Thus, the second day of Rosh Hashanah is connected to Sukkos. The firm decision accepted by the Jews on Rosh Hashanah was fulfilled on Sukkos.

The construction of Sukkos in the Temple courtyard is connected to a question raised in the responsa of the Geonim: Should a Sukkah be built outside a synagogue or not? On the surface, a Sukkah should only be built outside a private dwelling. The general principle “Dwell (in the Sukkah) as you live (in your house)” governs all laws concerning Sukkos. A synagogue is not a private dwelling and hence does not require a Sukkah. However, the responsa concludes that it is proper to build a Sukkah there for the use of guests. It supports its rationale with the above-mentioned quotation from Nechemiah and concludes: “and this is the custom.”

We can derive a lesson from the above. On the second day of Rosh Hashanah we must begin thinking, and also make firm resolutions, concerning the celebration of the festival of Sukkos, ensuring that it will be a time of great joy. Also, as mentioned in previous farbrengens and in previous years, provisions must be made to “send portions to those for whom nothing is prepared.” This will lead to the celebration of Sukkos with great joy which, in turn, will bring about the ultimate joy, the coming of the future redemption led by Moshiach.

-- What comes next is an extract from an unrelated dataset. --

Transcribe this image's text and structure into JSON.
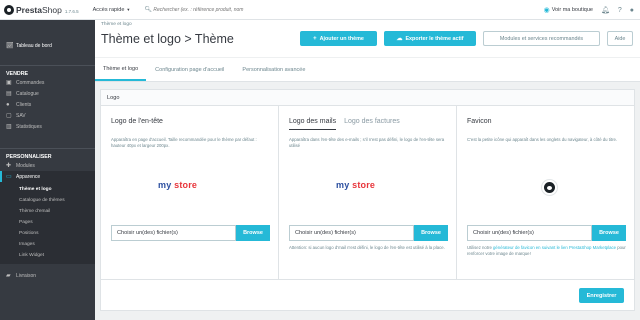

He will “build the Temple in its place” and “gather the dispersed of Israel.” He will perform the Mitzvah of Hakhel “collecting together the nation: men, women, children, and the stranger in your midst.” We will all be inscribed for a good and sweet year with open and revealed good.